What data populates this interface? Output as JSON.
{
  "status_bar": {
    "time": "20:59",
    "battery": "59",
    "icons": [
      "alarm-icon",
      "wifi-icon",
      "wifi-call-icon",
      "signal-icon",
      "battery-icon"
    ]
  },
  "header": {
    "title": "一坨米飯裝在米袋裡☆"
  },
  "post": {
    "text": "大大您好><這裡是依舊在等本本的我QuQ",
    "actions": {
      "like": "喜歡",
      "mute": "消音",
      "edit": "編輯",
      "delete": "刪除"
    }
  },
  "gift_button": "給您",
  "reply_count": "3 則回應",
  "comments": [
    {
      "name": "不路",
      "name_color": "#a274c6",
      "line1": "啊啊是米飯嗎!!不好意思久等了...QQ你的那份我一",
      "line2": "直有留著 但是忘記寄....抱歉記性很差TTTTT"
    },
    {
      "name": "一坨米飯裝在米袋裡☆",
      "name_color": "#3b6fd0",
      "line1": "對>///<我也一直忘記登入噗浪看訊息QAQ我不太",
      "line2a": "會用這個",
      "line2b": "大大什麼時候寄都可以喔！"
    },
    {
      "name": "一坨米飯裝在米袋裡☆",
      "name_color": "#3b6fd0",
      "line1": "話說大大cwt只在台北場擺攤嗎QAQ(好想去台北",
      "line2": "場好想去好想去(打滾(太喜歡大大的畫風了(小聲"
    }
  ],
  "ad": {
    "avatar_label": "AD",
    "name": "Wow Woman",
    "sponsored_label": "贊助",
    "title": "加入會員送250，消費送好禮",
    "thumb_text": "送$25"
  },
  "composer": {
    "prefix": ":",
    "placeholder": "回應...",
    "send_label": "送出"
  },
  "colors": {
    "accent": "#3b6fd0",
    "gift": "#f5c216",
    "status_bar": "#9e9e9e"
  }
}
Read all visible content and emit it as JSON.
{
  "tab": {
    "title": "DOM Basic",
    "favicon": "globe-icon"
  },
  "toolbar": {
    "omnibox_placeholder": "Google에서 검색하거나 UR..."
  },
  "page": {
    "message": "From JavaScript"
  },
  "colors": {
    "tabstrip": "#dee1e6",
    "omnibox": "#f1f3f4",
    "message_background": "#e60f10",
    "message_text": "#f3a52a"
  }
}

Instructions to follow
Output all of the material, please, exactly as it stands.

Solution to this problem
What data populates this interface? Output as JSON.
{
  "status_bar": {
    "time": "20:59",
    "battery": "59",
    "icons": [
      "alarm-icon",
      "wifi-icon",
      "wifi-call-icon",
      "signal-icon",
      "battery-icon"
    ]
  },
  "header": {
    "title": "一坨米飯裝在米袋裡☆"
  },
  "post": {
    "text": "大大您好><這裡是依舊在等本本的我QuQ",
    "actions": {
      "like": "喜歡",
      "mute": "消音",
      "edit": "編輯",
      "delete": "刪除"
    }
  },
  "gift_button": "給您",
  "reply_count": "3 則回應",
  "comments": [
    {
      "name": "不路",
      "name_color": "#a274c6",
      "line1": "啊啊是米飯嗎!!不好意思久等了...QQ你的那份我一",
      "line2": "直有留著 但是忘記寄....抱歉記性很差TTTTT"
    },
    {
      "name": "一坨米飯裝在米袋裡☆",
      "name_color": "#3b6fd0",
      "line1": "對>///<我也一直忘記登入噗浪看訊息QAQ我不太",
      "line2a": "會用這個",
      "line2b": "大大什麼時候寄都可以喔！"
    },
    {
      "name": "一坨米飯裝在米袋裡☆",
      "name_color": "#3b6fd0",
      "line1": "話說大大cwt只在台北場擺攤嗎QAQ(好想去台北",
      "line2": "場好想去好想去(打滾(太喜歡大大的畫風了(小聲"
    }
  ],
  "ad": {
    "avatar_label": "AD",
    "name": "Wow Woman",
    "sponsored_label": "贊助",
    "title": "加入會員送250，消費送好禮",
    "thumb_text": "送$25"
  },
  "composer": {
    "prefix": ":",
    "placeholder": "回應...",
    "send_label": "送出"
  },
  "colors": {
    "accent": "#3b6fd0",
    "gift": "#f5c216",
    "status_bar": "#9e9e9e"
  }
}
Read all visible content and emit it as JSON.
{
  "tab": {
    "title": "DOM Basic",
    "favicon": "globe-icon"
  },
  "toolbar": {
    "omnibox_placeholder": "Google에서 검색하거나 UR..."
  },
  "page": {
    "message": "From JavaScript"
  },
  "colors": {
    "tabstrip": "#dee1e6",
    "omnibox": "#f1f3f4",
    "message_background": "#e60f10",
    "message_text": "#f3a52a"
  }
}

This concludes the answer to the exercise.